Input the e-mail address and password you set up in Step 2, and then click Authorize.

ADE authorization

ADE authorization success

5. Go back the EE bookstore, and download your “Evidence Explained” eBook file.

EE 2012 download

Your eBook will open in Adobe Digital Editions!

Evidence Explained Second Edition, 2012 (Digital Edition)Evidence Explained (Second Edition) by Elizabeth Shown Mills, as seen in the Adobe Digital Editions software.

Not only does having the digital edition of “Evidence Explained” save room and weight in my backpack when on the road, but being able to keyword search for terms is a fantastic bonus. I especially like viewing it on my iPad, but those directions will have to wait until another day.

Sources: : accessed 31 Jan 2013.

Post last updated 03 Feb 2013

From PDF to Evernote

In my presentation entitled “Evernote for Genealogists” given at the Seattle Genealogical Society last Saturday (10/6/2012), I demonstrated some ways in which genealogists can use Evernote to record their research as it unfolds. Even though I had 90-minutes and a three-page syllabus, it still wasn’t enough time or space to delve into some of the details. Since I find Evernote to be an indispensable tool, I have decided to use this blog to share the occasional tip for genealogists (or any researcher, really) wanting to incorporate Evernote into his or her digital research process. In this example, I will use the NGS Magazine to illustrate this useful application.

One of the benefits of membership in the National Genealogical Society (NGS) is a subscription to NGS Magazine, a quarterly publication filled with useful articles for genealogists. Members are able to access PDF copies of the magazine by logging into the “Members Only” section of the website. You could download and store the entire issue in Evernote, but that would take up unnecessary space, and invariably include material like advertising that you may not wish to archive.

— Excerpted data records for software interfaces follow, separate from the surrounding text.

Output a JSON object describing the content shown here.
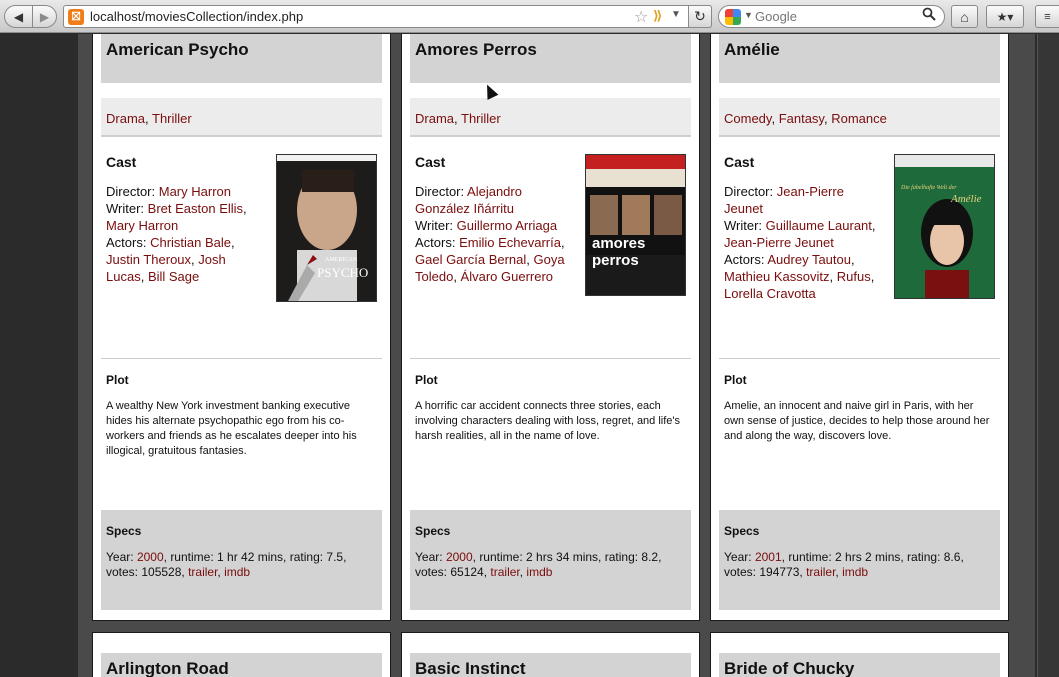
{
  "browser": {
    "url": "localhost/moviesCollection/index.php",
    "search_placeholder": "Google",
    "favicon_glyph": "⛝",
    "back_icon": "◀",
    "forward_icon": "▶",
    "reload_icon": "↻",
    "home_icon": "⌂",
    "bookmarks_icon": "★▾",
    "extension_icon": "≡",
    "star_icon": "☆",
    "rss_icon": "⟫",
    "dropdown_icon": "▼",
    "search_icon": "🔍"
  },
  "section_labels": {
    "cast": "Cast",
    "plot": "Plot",
    "specs": "Specs",
    "director": "Director:",
    "writer": "Writer:",
    "actors": "Actors:",
    "year": "Year:",
    "runtime": "runtime:",
    "rating": "rating:",
    "votes": "votes:",
    "trailer": "trailer",
    "imdb": "imdb"
  },
  "movies": [
    {
      "title": "American Psycho",
      "genres": [
        "Drama",
        "Thriller"
      ],
      "directors": [
        "Mary Harron"
      ],
      "writers": [
        "Bret Easton Ellis",
        "Mary Harron"
      ],
      "actors": [
        "Christian Bale",
        "Justin Theroux",
        "Josh Lucas",
        "Bill Sage"
      ],
      "plot": "A wealthy New York investment banking executive hides his alternate psychopathic ego from his co-workers and friends as he escalates deeper into his illogical, gratuitous fantasies.",
      "year": "2000",
      "runtime": "1 hr 42 mins",
      "rating": "7.5",
      "votes": "105528",
      "poster_text": "PSYCHO",
      "poster_top_text": "AMERICAN"
    },
    {
      "title": "Amores Perros",
      "genres": [
        "Drama",
        "Thriller"
      ],
      "directors": [
        "Alejandro González Iñárritu"
      ],
      "writers": [
        "Guillermo Arriaga"
      ],
      "actors": [
        "Emilio Echevarría",
        "Gael García Bernal",
        "Goya Toledo",
        "Álvaro Guerrero"
      ],
      "plot": "A horrific car accident connects three stories, each involving characters dealing with loss, regret, and life's harsh realities, all in the name of love.",
      "year": "2000",
      "runtime": "2 hrs 34 mins",
      "rating": "8.2",
      "votes": "65124",
      "poster_text": "amores perros"
    },
    {
      "title": "Amélie",
      "genres": [
        "Comedy",
        "Fantasy",
        "Romance"
      ],
      "directors": [
        "Jean-Pierre Jeunet"
      ],
      "writers": [
        "Guillaume Laurant",
        "Jean-Pierre Jeunet"
      ],
      "actors": [
        "Audrey Tautou",
        "Mathieu Kassovitz",
        "Rufus",
        "Lorella Cravotta"
      ],
      "plot": "Amelie, an innocent and naive girl in Paris, with her own sense of justice, decides to help those around her and along the way, discovers love.",
      "year": "2001",
      "runtime": "2 hrs 2 mins",
      "rating": "8.6",
      "votes": "194773",
      "poster_text": "Amélie",
      "poster_top_text": "Die fabelhafte Welt der"
    }
  ],
  "next_row_titles": [
    "Arlington Road",
    "Basic Instinct",
    "Bride of Chucky"
  ]
}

Today’s Evernote tip is how to extract a few pages from a larger PDF file using Adobe Acrobat and save those pages in Evernote for later reference. There are several different ways to accomplish this task that come readily to mind. I will share one method here. In my example, I am using an older version of Adobe Acrobat Standard (version 6.0 for Windows) and the free Evernote desktop client version 4.5.8.

  1. Download the complete PDF file to your computer.
  2. Open the downloaded file in Adobe Acrobat (not the free Adobe Acrobat Reader – there is a difference).
  3. Click the Pages tab on the left side of the window to expose thumbnail images of the pages within the file.

    Adober Acrobat | Pages tab

  4. Click the first page you want to extract, then press and hold the Ctrl key on your keyboard. Click the other three pages (then let go). You should see blue borders around the four thumbnail images indicating your selection.

  5. Right-click and select Extract Pages.Acrobat | Extract pages
  6. Press OK to confirm your selection in the Extract Pages dialog box.
  7. Save your extracted pages somewhere you can find later by going to File > Save As on the Adobe Acrobat menu. Browse to the location you want to save to, rename the file if you like, and click Save.
  8. In Evernote, click New Note.Evernote | Toolbar showing new note
  9. Right-click in the newly created blank note and click Attach File.Evernote | Attach Files
  10. Browse to the location you saved the file to in step 7, then click Open. Your extracted PDF article will appear in Evernote as a new note!

Evernote | Extracted pages from fileExtracted PDF article attached as a note in Evernote.1 The article text and a portion of the photograph have been deliberately blurred since I do not have permission to republish the article. The attached article in Evernote is for my own personal research.

The photograph used by the author in the above article is part of the Liljenquist Family Collection of Civil War Photographs housed at the Library of Congress. See a close-up of the image here:

1 The article of interest was authored by Claire Prechtel-Kluskens, “Compiled Military Service Records, Part III: The record of events,” NGS Magazine, September 2012, 28-31; downloaded from the National Genealogical Society website ( : 07 October 2012.

[Post edited 2 Jan 2018]